BEGIN

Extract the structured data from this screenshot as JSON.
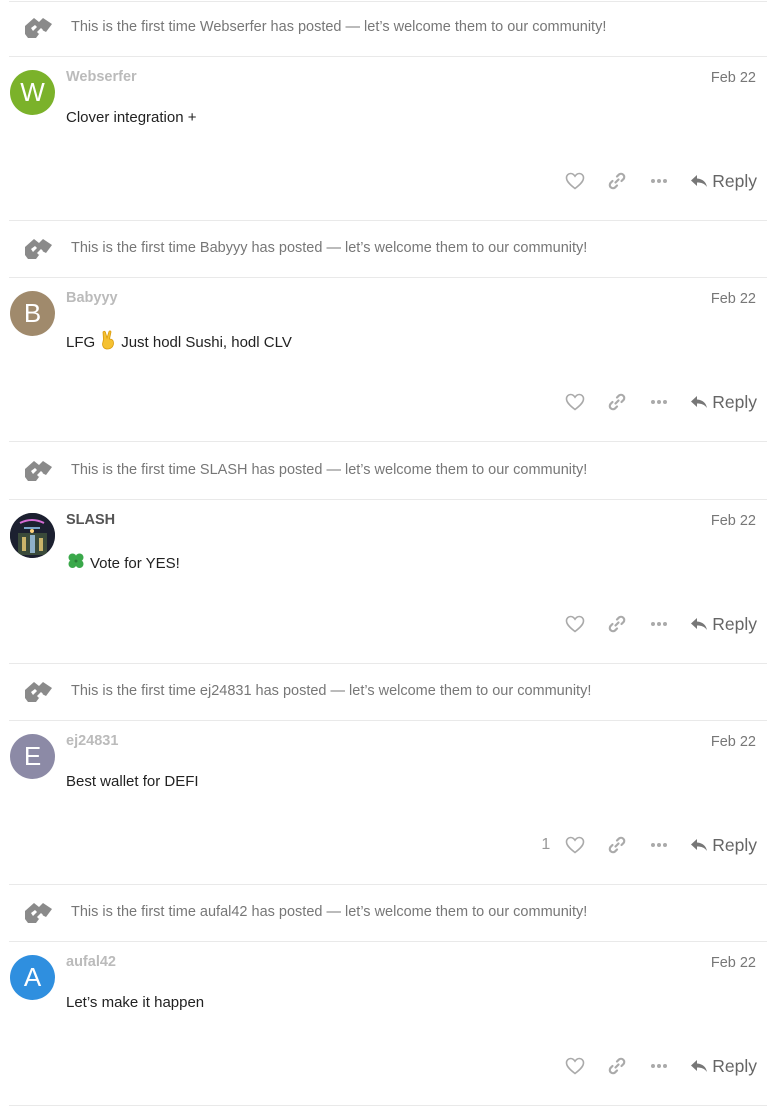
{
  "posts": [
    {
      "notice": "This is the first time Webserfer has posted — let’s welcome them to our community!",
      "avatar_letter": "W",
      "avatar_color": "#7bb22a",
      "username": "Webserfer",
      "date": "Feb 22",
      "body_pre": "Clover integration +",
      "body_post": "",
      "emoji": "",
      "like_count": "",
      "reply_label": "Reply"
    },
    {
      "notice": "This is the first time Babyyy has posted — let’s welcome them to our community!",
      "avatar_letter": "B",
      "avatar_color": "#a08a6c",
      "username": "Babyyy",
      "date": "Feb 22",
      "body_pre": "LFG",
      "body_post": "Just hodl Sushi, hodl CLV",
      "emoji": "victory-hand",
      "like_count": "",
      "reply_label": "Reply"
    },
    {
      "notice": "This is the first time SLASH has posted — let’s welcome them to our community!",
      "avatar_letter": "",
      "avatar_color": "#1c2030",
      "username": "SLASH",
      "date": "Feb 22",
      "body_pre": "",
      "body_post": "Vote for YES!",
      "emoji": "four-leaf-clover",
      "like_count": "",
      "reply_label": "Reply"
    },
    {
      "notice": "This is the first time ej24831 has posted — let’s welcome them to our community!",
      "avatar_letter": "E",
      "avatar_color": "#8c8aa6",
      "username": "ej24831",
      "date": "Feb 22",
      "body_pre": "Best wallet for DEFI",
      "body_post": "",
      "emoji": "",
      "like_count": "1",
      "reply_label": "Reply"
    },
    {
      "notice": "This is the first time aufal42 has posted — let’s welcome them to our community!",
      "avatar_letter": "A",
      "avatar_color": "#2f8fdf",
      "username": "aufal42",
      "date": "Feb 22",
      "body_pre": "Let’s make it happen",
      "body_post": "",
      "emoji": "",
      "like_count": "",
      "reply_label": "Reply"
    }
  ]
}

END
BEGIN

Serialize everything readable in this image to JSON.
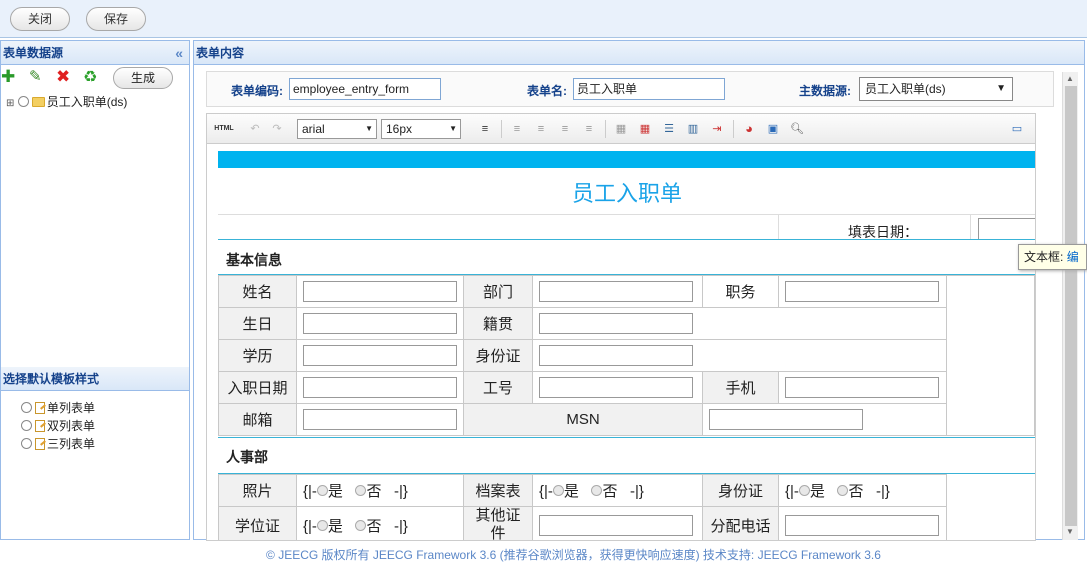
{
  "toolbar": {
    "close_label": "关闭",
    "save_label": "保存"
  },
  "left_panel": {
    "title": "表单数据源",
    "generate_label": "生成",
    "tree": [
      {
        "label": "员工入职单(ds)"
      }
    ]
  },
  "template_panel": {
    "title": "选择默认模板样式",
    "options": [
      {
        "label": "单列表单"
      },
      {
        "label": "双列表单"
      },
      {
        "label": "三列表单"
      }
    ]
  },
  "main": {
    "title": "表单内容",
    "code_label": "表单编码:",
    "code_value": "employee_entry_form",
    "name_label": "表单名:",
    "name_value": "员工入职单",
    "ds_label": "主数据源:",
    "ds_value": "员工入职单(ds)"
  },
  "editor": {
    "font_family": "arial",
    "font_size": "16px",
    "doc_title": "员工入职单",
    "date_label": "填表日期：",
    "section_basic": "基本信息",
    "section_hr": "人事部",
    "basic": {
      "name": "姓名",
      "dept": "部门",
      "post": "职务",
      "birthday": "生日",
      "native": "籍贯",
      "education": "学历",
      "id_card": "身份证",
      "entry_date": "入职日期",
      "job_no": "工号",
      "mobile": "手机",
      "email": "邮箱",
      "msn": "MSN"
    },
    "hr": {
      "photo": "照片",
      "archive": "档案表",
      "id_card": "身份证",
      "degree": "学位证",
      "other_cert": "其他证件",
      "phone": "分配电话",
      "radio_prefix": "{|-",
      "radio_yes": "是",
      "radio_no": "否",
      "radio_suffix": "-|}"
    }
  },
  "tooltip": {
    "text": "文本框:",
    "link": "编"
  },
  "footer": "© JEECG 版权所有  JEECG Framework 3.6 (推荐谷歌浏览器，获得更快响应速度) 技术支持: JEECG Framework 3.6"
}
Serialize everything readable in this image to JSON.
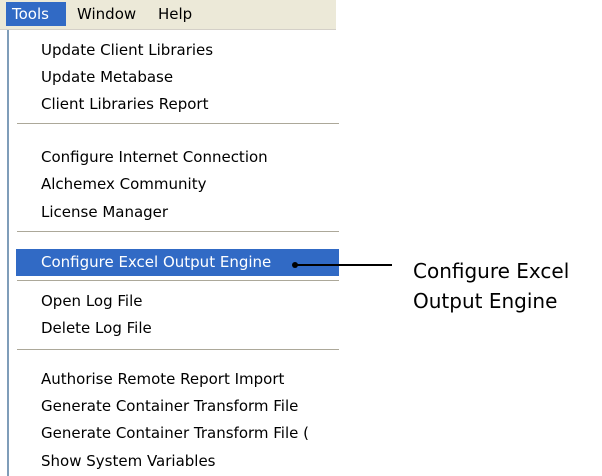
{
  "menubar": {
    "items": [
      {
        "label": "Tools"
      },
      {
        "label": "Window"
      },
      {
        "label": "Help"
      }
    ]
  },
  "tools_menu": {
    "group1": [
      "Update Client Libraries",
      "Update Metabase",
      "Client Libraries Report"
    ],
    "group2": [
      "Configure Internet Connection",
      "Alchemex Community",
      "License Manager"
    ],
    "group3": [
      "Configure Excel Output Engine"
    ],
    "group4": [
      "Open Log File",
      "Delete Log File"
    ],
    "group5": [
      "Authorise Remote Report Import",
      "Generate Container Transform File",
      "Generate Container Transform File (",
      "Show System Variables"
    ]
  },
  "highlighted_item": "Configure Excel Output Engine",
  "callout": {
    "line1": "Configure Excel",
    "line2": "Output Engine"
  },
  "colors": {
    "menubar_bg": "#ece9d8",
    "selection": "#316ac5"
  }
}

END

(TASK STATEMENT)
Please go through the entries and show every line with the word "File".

(SOLUTION TO THE PROBLEM)
      "Open Log File",
      "Delete Log File"
      "Generate Container Transform File",
      "Generate Container Transform File (",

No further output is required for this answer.